Task item:
Write the records out again, keeping each line exactly as it is.

Material provided:
=== Begin Enclosure ===
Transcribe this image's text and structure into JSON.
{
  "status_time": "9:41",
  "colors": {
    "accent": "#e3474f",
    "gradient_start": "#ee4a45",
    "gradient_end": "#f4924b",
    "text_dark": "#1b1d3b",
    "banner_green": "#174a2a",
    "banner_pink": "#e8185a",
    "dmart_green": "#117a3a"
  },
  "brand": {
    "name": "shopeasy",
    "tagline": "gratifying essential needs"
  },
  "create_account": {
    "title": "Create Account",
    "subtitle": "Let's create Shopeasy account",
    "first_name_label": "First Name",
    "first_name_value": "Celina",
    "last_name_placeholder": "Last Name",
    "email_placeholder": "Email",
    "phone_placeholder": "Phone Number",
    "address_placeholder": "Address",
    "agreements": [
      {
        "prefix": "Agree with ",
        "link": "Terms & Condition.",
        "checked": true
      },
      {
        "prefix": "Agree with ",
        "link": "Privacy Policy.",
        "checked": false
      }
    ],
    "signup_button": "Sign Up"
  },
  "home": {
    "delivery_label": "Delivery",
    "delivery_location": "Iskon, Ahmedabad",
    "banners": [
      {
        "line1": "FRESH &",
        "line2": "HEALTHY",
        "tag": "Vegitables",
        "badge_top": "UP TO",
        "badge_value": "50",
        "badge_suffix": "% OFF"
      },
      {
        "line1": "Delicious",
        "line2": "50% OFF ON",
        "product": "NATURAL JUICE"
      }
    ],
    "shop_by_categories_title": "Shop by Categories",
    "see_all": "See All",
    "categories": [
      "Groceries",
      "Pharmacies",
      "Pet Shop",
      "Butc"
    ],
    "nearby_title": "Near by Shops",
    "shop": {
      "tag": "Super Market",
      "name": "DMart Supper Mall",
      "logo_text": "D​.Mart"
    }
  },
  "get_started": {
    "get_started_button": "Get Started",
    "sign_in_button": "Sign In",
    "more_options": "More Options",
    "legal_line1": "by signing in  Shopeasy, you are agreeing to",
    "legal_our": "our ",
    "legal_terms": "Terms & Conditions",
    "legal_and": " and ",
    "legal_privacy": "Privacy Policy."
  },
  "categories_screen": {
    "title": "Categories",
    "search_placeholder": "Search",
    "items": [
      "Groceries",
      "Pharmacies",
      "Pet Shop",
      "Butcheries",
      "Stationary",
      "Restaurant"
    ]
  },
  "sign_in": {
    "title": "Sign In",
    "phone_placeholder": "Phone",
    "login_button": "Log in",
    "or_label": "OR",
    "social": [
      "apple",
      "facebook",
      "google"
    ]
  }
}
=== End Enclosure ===
Problem solution:
Transcribe this image's text and structure into JSON.
{
  "status_time": "9:41",
  "colors": {
    "accent": "#e3474f",
    "gradient_start": "#ee4a45",
    "gradient_end": "#f4924b",
    "text_dark": "#1b1d3b",
    "banner_green": "#174a2a",
    "banner_pink": "#e8185a",
    "dmart_green": "#117a3a"
  },
  "brand": {
    "name": "shopeasy",
    "tagline": "gratifying essential needs"
  },
  "create_account": {
    "title": "Create Account",
    "subtitle": "Let's create Shopeasy account",
    "first_name_label": "First Name",
    "first_name_value": "Celina",
    "last_name_placeholder": "Last Name",
    "email_placeholder": "Email",
    "phone_placeholder": "Phone Number",
    "address_placeholder": "Address",
    "agreements": [
      {
        "prefix": "Agree with ",
        "link": "Terms & Condition.",
        "checked": true
      },
      {
        "prefix": "Agree with ",
        "link": "Privacy Policy.",
        "checked": false
      }
    ],
    "signup_button": "Sign Up"
  },
  "home": {
    "delivery_label": "Delivery",
    "delivery_location": "Iskon, Ahmedabad",
    "banners": [
      {
        "line1": "FRESH &",
        "line2": "HEALTHY",
        "tag": "Vegitables",
        "badge_top": "UP TO",
        "badge_value": "50",
        "badge_suffix": "% OFF"
      },
      {
        "line1": "Delicious",
        "line2": "50% OFF ON",
        "product": "NATURAL JUICE"
      }
    ],
    "shop_by_categories_title": "Shop by Categories",
    "see_all": "See All",
    "categories": [
      "Groceries",
      "Pharmacies",
      "Pet Shop",
      "Butc"
    ],
    "nearby_title": "Near by Shops",
    "shop": {
      "tag": "Super Market",
      "name": "DMart Supper Mall",
      "logo_text": "D​.Mart"
    }
  },
  "get_started": {
    "get_started_button": "Get Started",
    "sign_in_button": "Sign In",
    "more_options": "More Options",
    "legal_line1": "by signing in  Shopeasy, you are agreeing to",
    "legal_our": "our ",
    "legal_terms": "Terms & Conditions",
    "legal_and": " and ",
    "legal_privacy": "Privacy Policy."
  },
  "categories_screen": {
    "title": "Categories",
    "search_placeholder": "Search",
    "items": [
      "Groceries",
      "Pharmacies",
      "Pet Shop",
      "Butcheries",
      "Stationary",
      "Restaurant"
    ]
  },
  "sign_in": {
    "title": "Sign In",
    "phone_placeholder": "Phone",
    "login_button": "Log in",
    "or_label": "OR",
    "social": [
      "apple",
      "facebook",
      "google"
    ]
  }
}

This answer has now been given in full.